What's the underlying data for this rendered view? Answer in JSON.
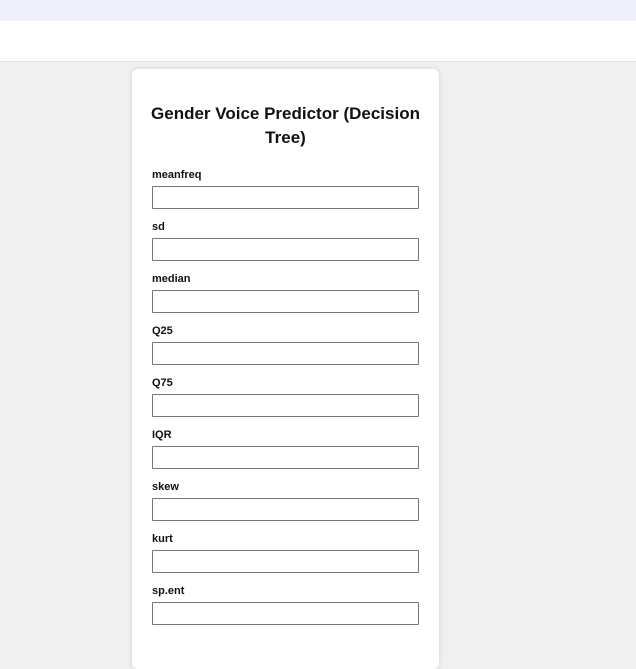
{
  "page": {
    "title": "Gender Voice Predictor (Decision Tree)"
  },
  "form": {
    "fields": [
      {
        "label": "meanfreq",
        "value": ""
      },
      {
        "label": "sd",
        "value": ""
      },
      {
        "label": "median",
        "value": ""
      },
      {
        "label": "Q25",
        "value": ""
      },
      {
        "label": "Q75",
        "value": ""
      },
      {
        "label": "IQR",
        "value": ""
      },
      {
        "label": "skew",
        "value": ""
      },
      {
        "label": "kurt",
        "value": ""
      },
      {
        "label": "sp.ent",
        "value": ""
      }
    ]
  },
  "colors": {
    "browser_bar": "#eef1fa",
    "page_background": "#f0f0f0",
    "card_background": "#ffffff",
    "input_border": "#767676"
  }
}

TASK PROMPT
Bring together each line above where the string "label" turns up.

EXPECTED ANSWER
        "label": "meanfreq",
        "label": "sd",
        "label": "median",
        "label": "Q25",
        "label": "Q75",
        "label": "IQR",
        "label": "skew",
        "label": "kurt",
        "label": "sp.ent",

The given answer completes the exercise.